Saved data entries
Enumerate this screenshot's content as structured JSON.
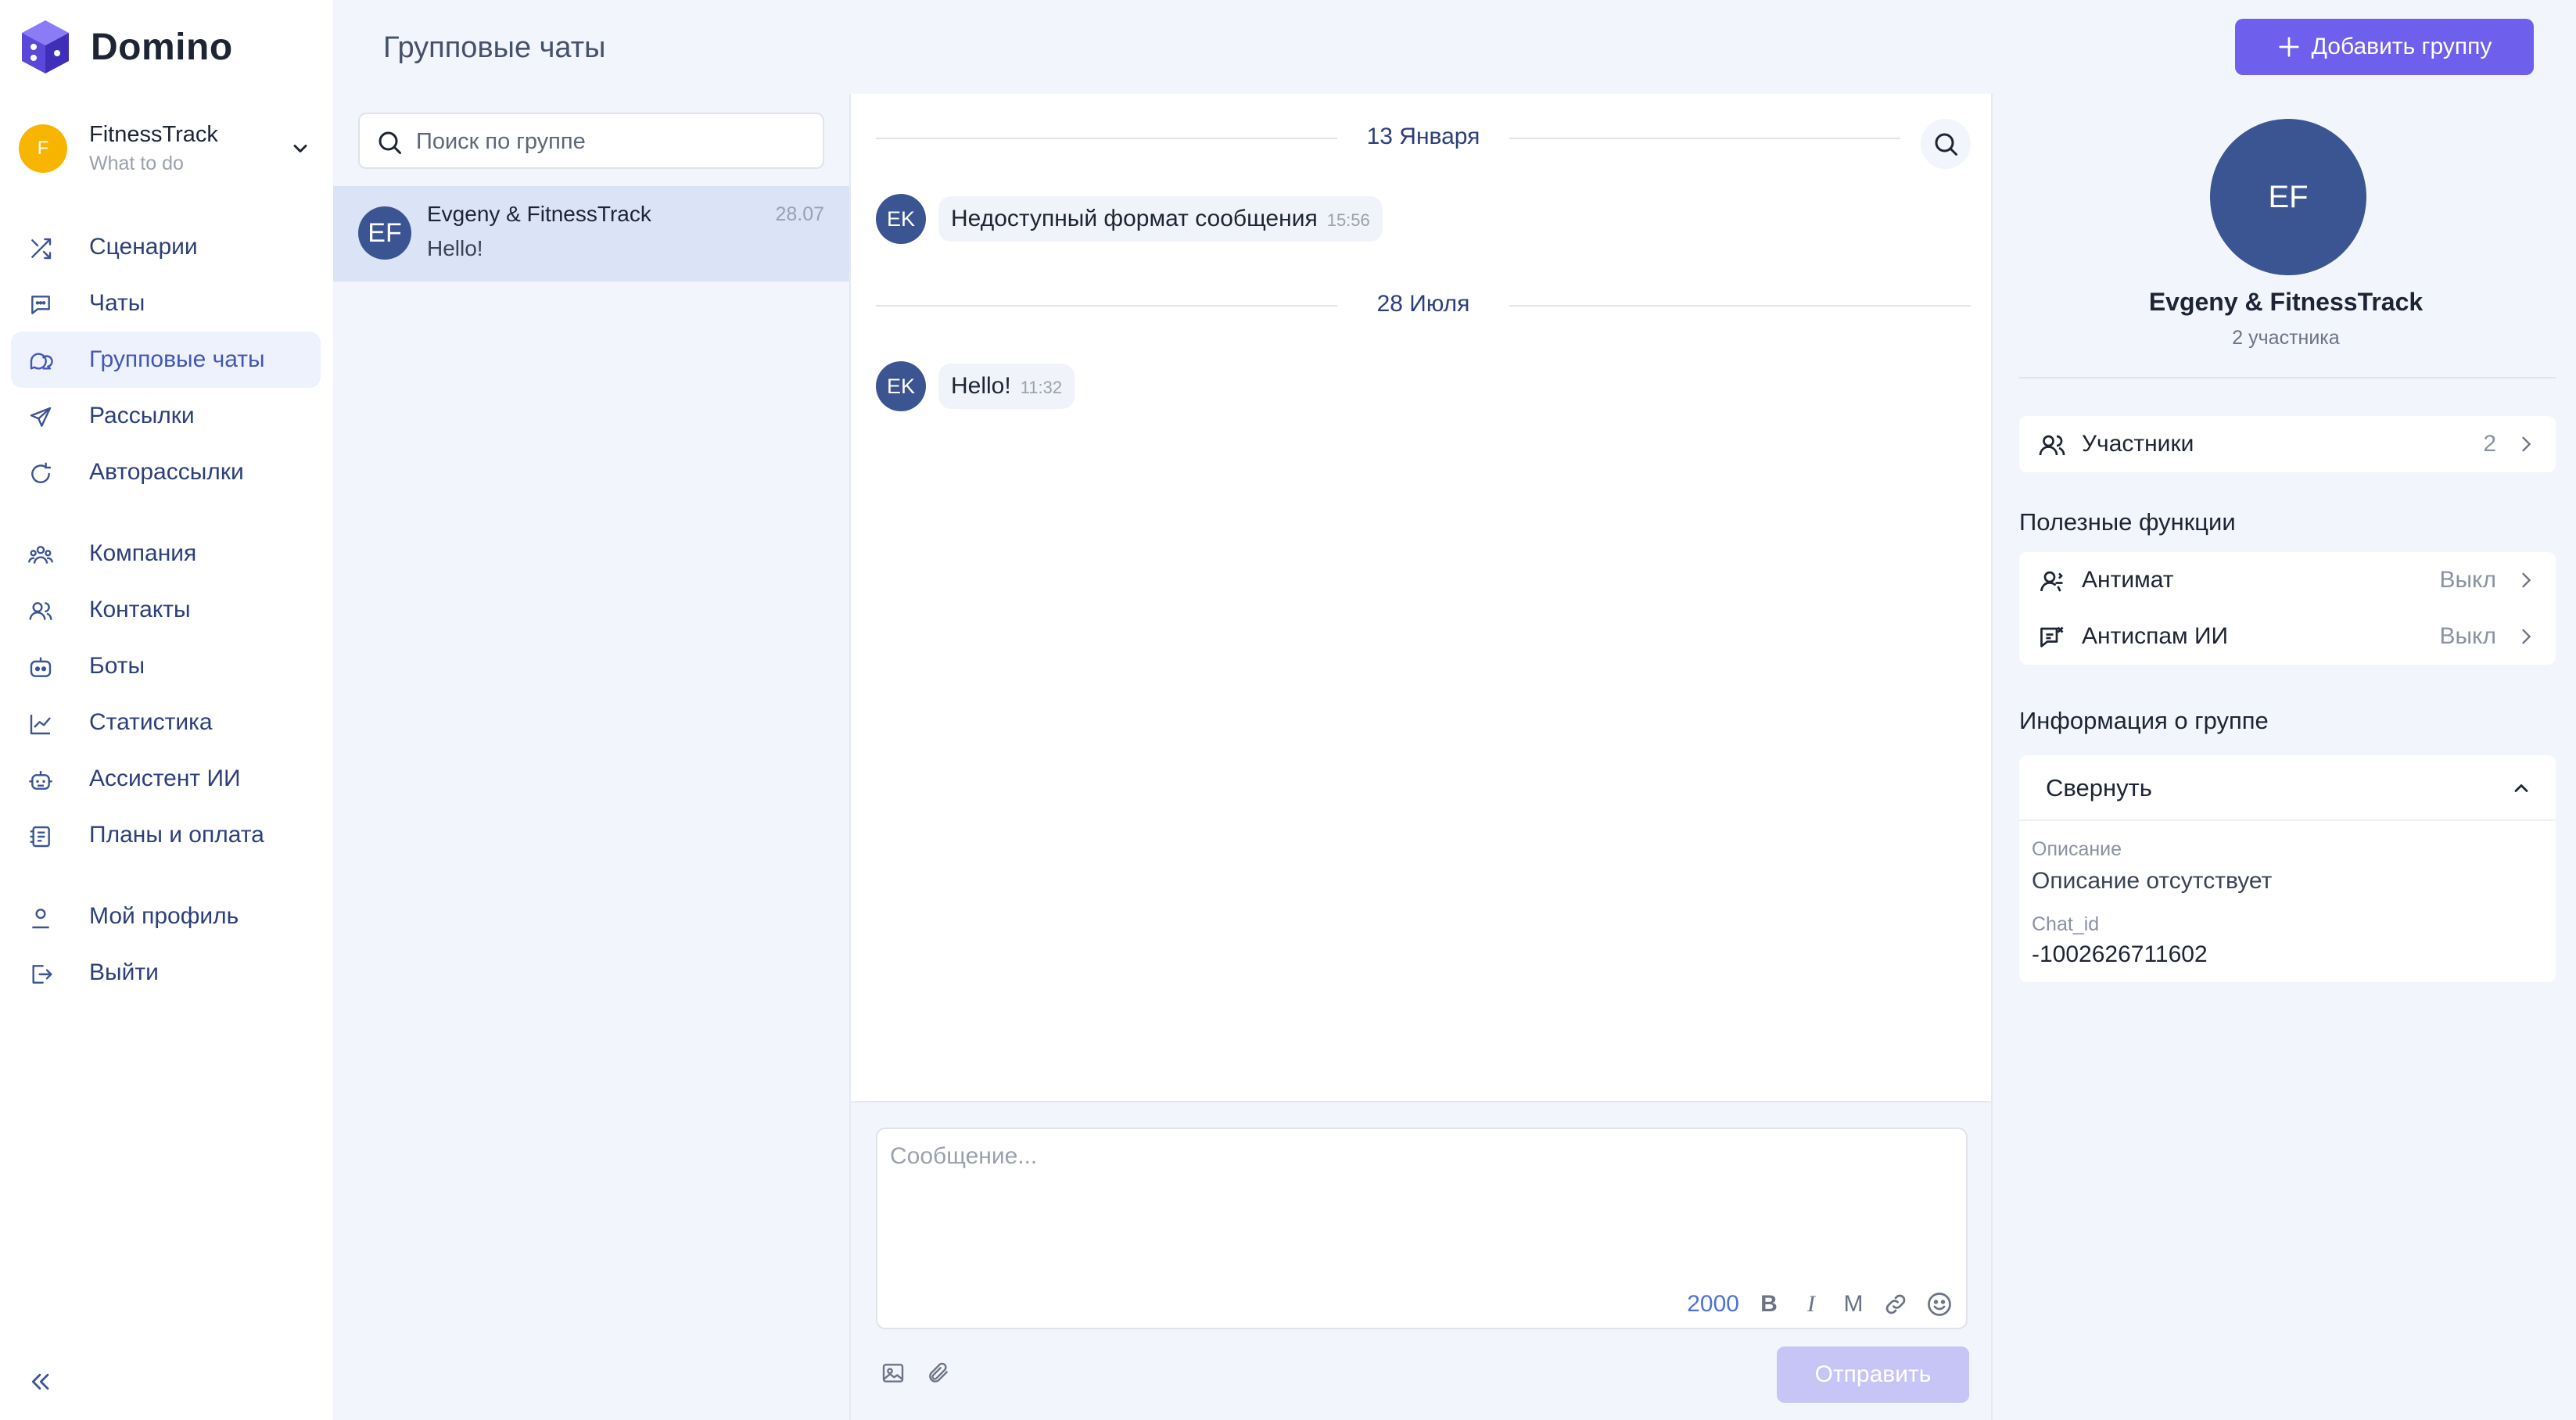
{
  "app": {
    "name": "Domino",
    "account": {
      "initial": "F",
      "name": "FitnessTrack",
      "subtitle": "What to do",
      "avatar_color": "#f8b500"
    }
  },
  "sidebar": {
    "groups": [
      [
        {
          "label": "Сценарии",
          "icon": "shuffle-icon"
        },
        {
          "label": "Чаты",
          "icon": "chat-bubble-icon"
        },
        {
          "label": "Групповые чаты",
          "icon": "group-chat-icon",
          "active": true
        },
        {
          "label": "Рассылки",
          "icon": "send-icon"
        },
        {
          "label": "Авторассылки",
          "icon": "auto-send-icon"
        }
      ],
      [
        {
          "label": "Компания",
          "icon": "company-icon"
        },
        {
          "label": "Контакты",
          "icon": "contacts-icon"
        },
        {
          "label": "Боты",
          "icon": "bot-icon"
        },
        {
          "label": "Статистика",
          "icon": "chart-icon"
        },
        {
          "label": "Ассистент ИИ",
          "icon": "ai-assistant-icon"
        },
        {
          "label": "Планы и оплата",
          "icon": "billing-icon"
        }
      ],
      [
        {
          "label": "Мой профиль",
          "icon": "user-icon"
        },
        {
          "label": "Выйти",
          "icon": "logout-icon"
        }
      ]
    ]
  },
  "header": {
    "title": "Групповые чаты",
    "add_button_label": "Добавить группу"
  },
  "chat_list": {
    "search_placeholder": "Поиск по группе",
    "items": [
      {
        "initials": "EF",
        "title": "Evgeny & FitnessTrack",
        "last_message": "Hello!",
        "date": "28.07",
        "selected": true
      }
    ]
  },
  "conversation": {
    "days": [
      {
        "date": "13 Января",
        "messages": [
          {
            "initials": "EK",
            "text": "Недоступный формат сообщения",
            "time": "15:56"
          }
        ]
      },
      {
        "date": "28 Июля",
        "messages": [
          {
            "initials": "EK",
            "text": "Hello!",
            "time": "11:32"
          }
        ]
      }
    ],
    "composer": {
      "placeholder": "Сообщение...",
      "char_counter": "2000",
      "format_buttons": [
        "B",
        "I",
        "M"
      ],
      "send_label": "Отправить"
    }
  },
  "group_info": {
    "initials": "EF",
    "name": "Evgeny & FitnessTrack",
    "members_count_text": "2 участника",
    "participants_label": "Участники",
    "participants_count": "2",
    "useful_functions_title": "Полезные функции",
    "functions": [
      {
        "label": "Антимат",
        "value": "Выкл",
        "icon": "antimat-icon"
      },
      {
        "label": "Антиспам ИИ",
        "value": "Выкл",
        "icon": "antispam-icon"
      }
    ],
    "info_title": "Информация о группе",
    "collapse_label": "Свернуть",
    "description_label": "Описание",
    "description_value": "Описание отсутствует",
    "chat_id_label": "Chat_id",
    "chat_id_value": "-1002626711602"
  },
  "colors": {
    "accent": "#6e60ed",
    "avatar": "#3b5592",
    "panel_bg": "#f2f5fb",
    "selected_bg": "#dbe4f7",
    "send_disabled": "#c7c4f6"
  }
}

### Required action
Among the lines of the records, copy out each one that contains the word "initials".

### Response area
        "initials": "EF",
            "initials": "EK",
            "initials": "EK",
    "initials": "EF",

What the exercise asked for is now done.